■ **EXERCISE PROMPT**
Within the entries below, find the lines that hold "icon" and report only how many there are.

■ **Dataset items**
■ ■ ■ ■

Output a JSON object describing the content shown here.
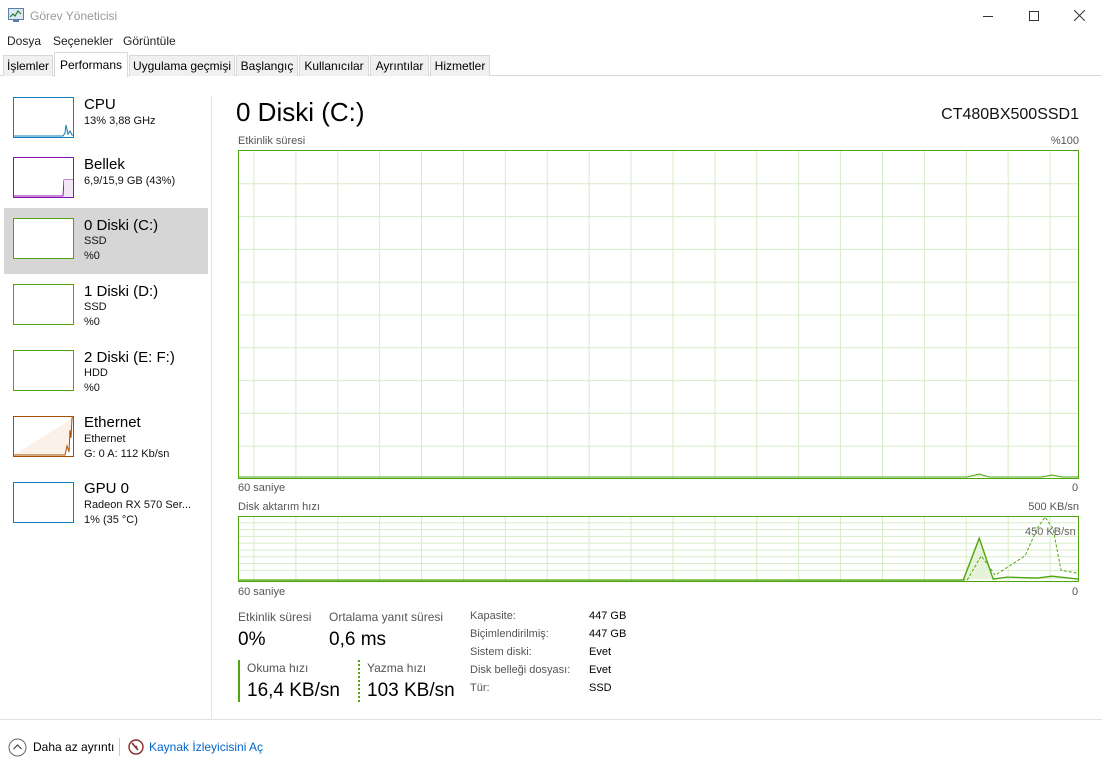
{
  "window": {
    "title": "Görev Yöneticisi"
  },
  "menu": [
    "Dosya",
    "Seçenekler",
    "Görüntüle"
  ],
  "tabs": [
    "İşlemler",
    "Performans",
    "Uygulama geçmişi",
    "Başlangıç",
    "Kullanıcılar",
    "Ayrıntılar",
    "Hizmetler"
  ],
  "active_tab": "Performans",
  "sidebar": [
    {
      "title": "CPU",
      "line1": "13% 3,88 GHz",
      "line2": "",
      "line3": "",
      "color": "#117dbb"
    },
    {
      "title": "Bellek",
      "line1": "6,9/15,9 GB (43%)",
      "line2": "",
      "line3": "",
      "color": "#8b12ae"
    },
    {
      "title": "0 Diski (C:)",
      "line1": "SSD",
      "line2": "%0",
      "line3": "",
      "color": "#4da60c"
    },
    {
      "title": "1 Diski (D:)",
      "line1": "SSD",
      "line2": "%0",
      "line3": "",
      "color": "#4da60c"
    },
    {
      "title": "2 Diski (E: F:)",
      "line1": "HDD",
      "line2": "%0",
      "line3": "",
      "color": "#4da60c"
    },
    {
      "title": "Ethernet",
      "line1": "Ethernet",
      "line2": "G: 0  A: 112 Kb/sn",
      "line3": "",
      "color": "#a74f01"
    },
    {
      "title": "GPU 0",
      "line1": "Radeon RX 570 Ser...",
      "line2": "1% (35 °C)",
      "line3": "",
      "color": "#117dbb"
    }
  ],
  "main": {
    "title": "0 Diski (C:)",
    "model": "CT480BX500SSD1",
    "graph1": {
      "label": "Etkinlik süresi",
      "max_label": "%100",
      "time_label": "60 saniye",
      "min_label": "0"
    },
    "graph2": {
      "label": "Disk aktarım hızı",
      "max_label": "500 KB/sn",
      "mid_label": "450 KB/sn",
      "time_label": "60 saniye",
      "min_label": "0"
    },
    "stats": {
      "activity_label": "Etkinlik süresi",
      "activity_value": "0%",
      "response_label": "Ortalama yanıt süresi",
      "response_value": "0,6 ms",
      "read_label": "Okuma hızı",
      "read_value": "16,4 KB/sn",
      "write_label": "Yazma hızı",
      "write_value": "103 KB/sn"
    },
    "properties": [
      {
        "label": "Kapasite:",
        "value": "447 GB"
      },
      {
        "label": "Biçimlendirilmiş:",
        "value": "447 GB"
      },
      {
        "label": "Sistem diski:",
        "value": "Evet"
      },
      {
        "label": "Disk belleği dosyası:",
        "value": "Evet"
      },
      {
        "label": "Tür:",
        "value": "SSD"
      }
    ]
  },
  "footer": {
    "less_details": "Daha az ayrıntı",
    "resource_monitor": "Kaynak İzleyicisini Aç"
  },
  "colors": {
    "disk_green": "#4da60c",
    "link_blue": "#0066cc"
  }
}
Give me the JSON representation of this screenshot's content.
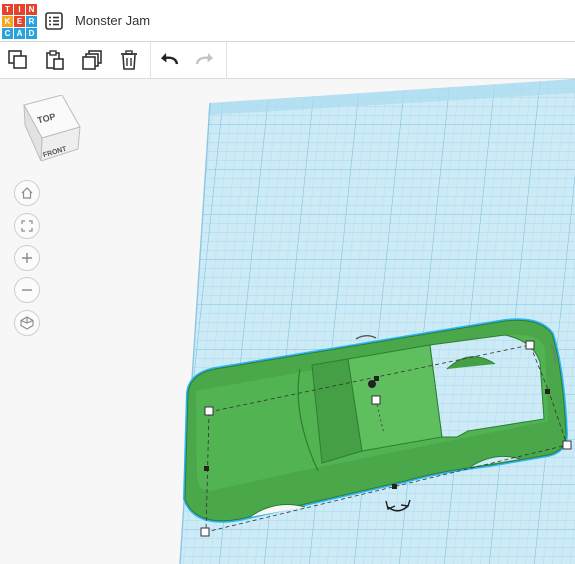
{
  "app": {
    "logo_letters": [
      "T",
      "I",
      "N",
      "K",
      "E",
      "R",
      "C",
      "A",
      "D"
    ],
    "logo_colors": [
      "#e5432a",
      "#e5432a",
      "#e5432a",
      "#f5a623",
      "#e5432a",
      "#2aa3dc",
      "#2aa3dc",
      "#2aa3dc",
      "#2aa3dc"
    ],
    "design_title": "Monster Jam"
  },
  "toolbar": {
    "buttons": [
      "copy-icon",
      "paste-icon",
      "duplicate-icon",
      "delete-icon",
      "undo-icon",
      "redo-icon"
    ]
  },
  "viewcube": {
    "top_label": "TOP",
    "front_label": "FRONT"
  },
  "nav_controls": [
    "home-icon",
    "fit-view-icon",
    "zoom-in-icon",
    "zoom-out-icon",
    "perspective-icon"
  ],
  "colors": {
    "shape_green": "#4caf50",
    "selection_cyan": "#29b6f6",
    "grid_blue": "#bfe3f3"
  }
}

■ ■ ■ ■

■ **RESULT BELOW**
11